Good news for grown ups: It’s safe to go back in the cineplex again. There are only a handful of the old greats still cranking ’em out and, with “The Ghost Writer,” Roman Polanski demonstrates he’s still got what it takes to be counted with the most masterful of them.
This is a deliciously twisty bit of Hitchcockian mischief featuring Ewan McGregor in the role of a hard drinking hack. Little does he suspect the trouble he’s asking for when he applies for a job polishing the memoirs of a former British Prime Minister. Only after being hired does he learn that the writer who previously held the position recently washed up dead on the shores of Martha’s Vineyard.
Not far in fact from the palatial retreat of his new boss, Adam Lang, played smartly by Pierce Brosnan and clearly modeled on Tony Blair. And only after being hired does the writer find himself in the middle of a shitstorm. Without warning, Lang discovers the International Criminal Court in The Hague is preparing an indictment against him. The world media descends on his rainswept bunker as he’s accused of sanctioning the kidnapping of suspected terrorists and handing them over to the CIA for torture. Not the best time for a friendly trip down memory lane.
McGregor’s unnamed character also finds himself caught in the crossfire between Lang’s chief advisor and wife Ruth (Olivia Williams) and the personal assistant (Kim Cattrall) with whom she suspects her husband is having an affair. Williams gives a wonderful performance, making Ruth at once believably savvy, wounded and seductive.

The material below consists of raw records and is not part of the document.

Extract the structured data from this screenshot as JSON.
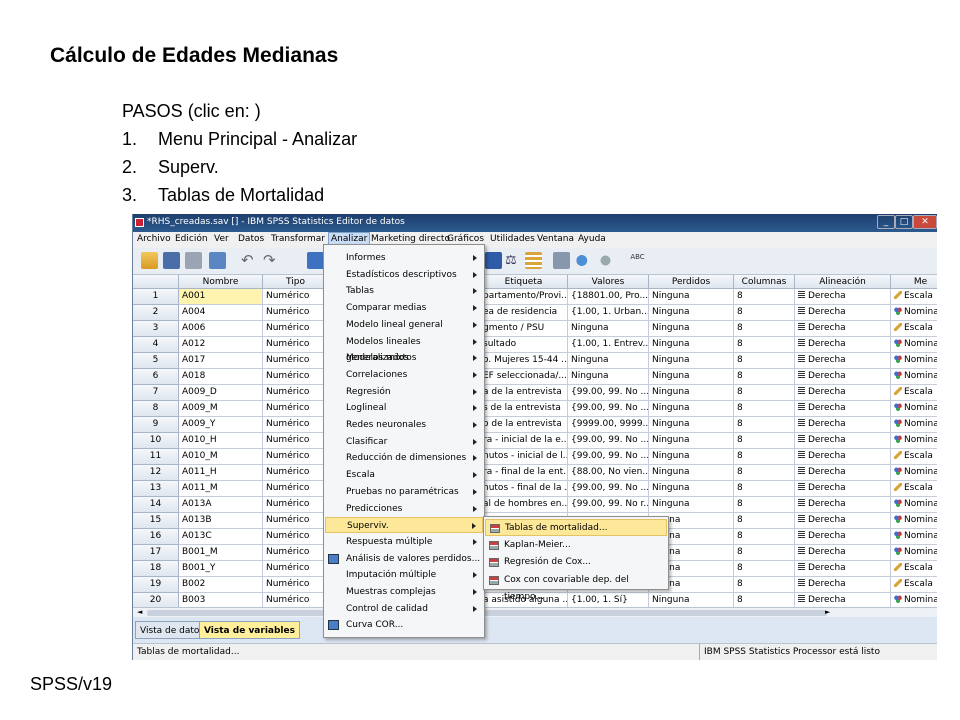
{
  "slide": {
    "title": "Cálculo de Edades Medianas",
    "steps_intro": "PASOS (clic en: )",
    "steps": [
      {
        "num": "1.",
        "text": "Menu Principal - Analizar"
      },
      {
        "num": "2.",
        "text": "Superv."
      },
      {
        "num": "3.",
        "text": "Tablas de Mortalidad"
      }
    ],
    "footer": "SPSS/v19"
  },
  "window": {
    "title": "*RHS_creadas.sav [] - IBM SPSS Statistics Editor de datos",
    "menubar": [
      "Archivo",
      "Edición",
      "Ver",
      "Datos",
      "Transformar",
      "Analizar",
      "Marketing directo",
      "Gráficos",
      "Utilidades",
      "Ventana",
      "Ayuda"
    ]
  },
  "grid": {
    "headers": [
      "Nombre",
      "Tipo",
      "Etiqueta",
      "Valores",
      "Perdidos",
      "Columnas",
      "Alineación",
      "Me"
    ],
    "rows": [
      {
        "n": "1",
        "nombre": "A001",
        "tipo": "Numérico",
        "etiqueta": "partamento/Provi...",
        "valores": "{18801.00, Pro...",
        "perdidos": "Ninguna",
        "columnas": "8",
        "alineacion": "Derecha",
        "medida": "Escala"
      },
      {
        "n": "2",
        "nombre": "A004",
        "tipo": "Numérico",
        "etiqueta": "ea de residencia",
        "valores": "{1.00, 1. Urban...",
        "perdidos": "Ninguna",
        "columnas": "8",
        "alineacion": "Derecha",
        "medida": "Nomina"
      },
      {
        "n": "3",
        "nombre": "A006",
        "tipo": "Numérico",
        "etiqueta": "gmento / PSU",
        "valores": "Ninguna",
        "perdidos": "Ninguna",
        "columnas": "8",
        "alineacion": "Derecha",
        "medida": "Escala"
      },
      {
        "n": "4",
        "nombre": "A012",
        "tipo": "Numérico",
        "etiqueta": "sultado",
        "valores": "{1.00, 1. Entrev...",
        "perdidos": "Ninguna",
        "columnas": "8",
        "alineacion": "Derecha",
        "medida": "Nomina"
      },
      {
        "n": "5",
        "nombre": "A017",
        "tipo": "Numérico",
        "etiqueta": "o. Mujeres 15-44 ...",
        "valores": "Ninguna",
        "perdidos": "Ninguna",
        "columnas": "8",
        "alineacion": "Derecha",
        "medida": "Nomina"
      },
      {
        "n": "6",
        "nombre": "A018",
        "tipo": "Numérico",
        "etiqueta": "EF seleccionada/...",
        "valores": "Ninguna",
        "perdidos": "Ninguna",
        "columnas": "8",
        "alineacion": "Derecha",
        "medida": "Nomina"
      },
      {
        "n": "7",
        "nombre": "A009_D",
        "tipo": "Numérico",
        "etiqueta": "a de la entrevista",
        "valores": "{99.00, 99. No ...",
        "perdidos": "Ninguna",
        "columnas": "8",
        "alineacion": "Derecha",
        "medida": "Escala"
      },
      {
        "n": "8",
        "nombre": "A009_M",
        "tipo": "Numérico",
        "etiqueta": "s de la entrevista",
        "valores": "{99.00, 99. No ...",
        "perdidos": "Ninguna",
        "columnas": "8",
        "alineacion": "Derecha",
        "medida": "Nomina"
      },
      {
        "n": "9",
        "nombre": "A009_Y",
        "tipo": "Numérico",
        "etiqueta": "o de la entrevista",
        "valores": "{9999.00, 9999....",
        "perdidos": "Ninguna",
        "columnas": "8",
        "alineacion": "Derecha",
        "medida": "Nomina"
      },
      {
        "n": "10",
        "nombre": "A010_H",
        "tipo": "Numérico",
        "etiqueta": "ra - inicial de la e...",
        "valores": "{99.00, 99. No ...",
        "perdidos": "Ninguna",
        "columnas": "8",
        "alineacion": "Derecha",
        "medida": "Nomina"
      },
      {
        "n": "11",
        "nombre": "A010_M",
        "tipo": "Numérico",
        "etiqueta": "nutos - inicial de l...",
        "valores": "{99.00, 99. No ...",
        "perdidos": "Ninguna",
        "columnas": "8",
        "alineacion": "Derecha",
        "medida": "Escala"
      },
      {
        "n": "12",
        "nombre": "A011_H",
        "tipo": "Numérico",
        "etiqueta": "ra - final de la ent...",
        "valores": "{88.00, No vien...",
        "perdidos": "Ninguna",
        "columnas": "8",
        "alineacion": "Derecha",
        "medida": "Nomina"
      },
      {
        "n": "13",
        "nombre": "A011_M",
        "tipo": "Numérico",
        "etiqueta": "nutos - final de la ...",
        "valores": "{99.00, 99. No ...",
        "perdidos": "Ninguna",
        "columnas": "8",
        "alineacion": "Derecha",
        "medida": "Escala"
      },
      {
        "n": "14",
        "nombre": "A013A",
        "tipo": "Numérico",
        "etiqueta": "al de hombres en...",
        "valores": "{99.00, 99. No r...",
        "perdidos": "Ninguna",
        "columnas": "8",
        "alineacion": "Derecha",
        "medida": "Nomina"
      },
      {
        "n": "15",
        "nombre": "A013B",
        "tipo": "Numérico",
        "etiqueta": "",
        "valores": "",
        "perdidos": "nguna",
        "columnas": "8",
        "alineacion": "Derecha",
        "medida": "Nomina"
      },
      {
        "n": "16",
        "nombre": "A013C",
        "tipo": "Numérico",
        "etiqueta": "",
        "valores": "",
        "perdidos": "nguna",
        "columnas": "8",
        "alineacion": "Derecha",
        "medida": "Nomina"
      },
      {
        "n": "17",
        "nombre": "B001_M",
        "tipo": "Numérico",
        "etiqueta": "",
        "valores": "",
        "perdidos": "nguna",
        "columnas": "8",
        "alineacion": "Derecha",
        "medida": "Nomina"
      },
      {
        "n": "18",
        "nombre": "B001_Y",
        "tipo": "Numérico",
        "etiqueta": "",
        "valores": "",
        "perdidos": "nguna",
        "columnas": "8",
        "alineacion": "Derecha",
        "medida": "Escala"
      },
      {
        "n": "19",
        "nombre": "B002",
        "tipo": "Numérico",
        "etiqueta": "",
        "valores": "",
        "perdidos": "nguna",
        "columnas": "8",
        "alineacion": "Derecha",
        "medida": "Escala"
      },
      {
        "n": "20",
        "nombre": "B003",
        "tipo": "Numérico",
        "etiqueta": "a asistido alguna ...",
        "valores": "{1.00, 1. Sí}",
        "perdidos": "Ninguna",
        "columnas": "8",
        "alineacion": "Derecha",
        "medida": "Nomina"
      }
    ]
  },
  "tabs": [
    "Vista de datos",
    "Vista de variables"
  ],
  "status": {
    "left": "Tablas de mortalidad...",
    "right": "IBM SPSS Statistics Processor está listo"
  },
  "analizar_menu": [
    {
      "label": "Informes",
      "sub": true
    },
    {
      "label": "Estadísticos descriptivos",
      "sub": true
    },
    {
      "label": "Tablas",
      "sub": true
    },
    {
      "label": "Comparar medias",
      "sub": true
    },
    {
      "label": "Modelo lineal general",
      "sub": true
    },
    {
      "label": "Modelos lineales generalizados",
      "sub": true
    },
    {
      "label": "Modelos mixtos",
      "sub": true
    },
    {
      "label": "Correlaciones",
      "sub": true
    },
    {
      "label": "Regresión",
      "sub": true
    },
    {
      "label": "Loglineal",
      "sub": true
    },
    {
      "label": "Redes neuronales",
      "sub": true
    },
    {
      "label": "Clasificar",
      "sub": true
    },
    {
      "label": "Reducción de dimensiones",
      "sub": true
    },
    {
      "label": "Escala",
      "sub": true
    },
    {
      "label": "Pruebas no paramétricas",
      "sub": true
    },
    {
      "label": "Predicciones",
      "sub": true
    },
    {
      "label": "Superviv.",
      "sub": true,
      "highlight": true
    },
    {
      "label": "Respuesta múltiple",
      "sub": true
    },
    {
      "label": "Análisis de valores perdidos...",
      "sub": false,
      "icon": "missing-values-icon"
    },
    {
      "label": "Imputación múltiple",
      "sub": true
    },
    {
      "label": "Muestras complejas",
      "sub": true
    },
    {
      "label": "Control de calidad",
      "sub": true
    },
    {
      "label": "Curva COR...",
      "sub": false,
      "icon": "roc-curve-icon"
    }
  ],
  "superviv_menu": [
    {
      "label": "Tablas de mortalidad...",
      "highlight": true
    },
    {
      "label": "Kaplan-Meier..."
    },
    {
      "label": "Regresión de Cox..."
    },
    {
      "label": "Cox con covariable dep. del tiempo..."
    }
  ]
}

McGregor’s most significant relationship, however, isn’t with these characters or any of the sinister figures lurking about the narrative’s periphery but with the ghost who preceded him. The script-cowritten by Polanksi with Robert Harris and based on Harris’ novel-is ingenious with regard to the ways it has the dead man in effect feed his successor clues to the truth about the ex-PM and his subservience to a warmongering American administration. Some are found secreted among his possessions. Others are hidden in the manuscript he left behind. Every one puts the new ghost a step closer to meeting the same fate as the old one.
Polanski takes his time here letting characters come into focus, the atmosphere radiate menace and suspense build toward a climactic sequence no one besides readers of Harris’ book are likely to see coming. Everybody on screen is at the top of their game and the subject matter lends the fiction a ripped-from-the-headlines resonance. Near the end, there’s an unforgettable scene in which Lang speaks candidly about his beliefs concerning the use of torture in the war on terror. It will send chills down your spine. Just possibly, it will also prompt you to question your own position if only for a disorienting moment.
Flawlessly directed, handsomely designed and propelled by dialogue that snaps, crackles and pops, “The Ghost Writer” eschews contemporary thriller clichés in favor of old fashioned craftsmanship and real world heebie-jeebies. It’s fabulous, stylish fun-the rare tale of international intrigue that actually succeeds at intriguing.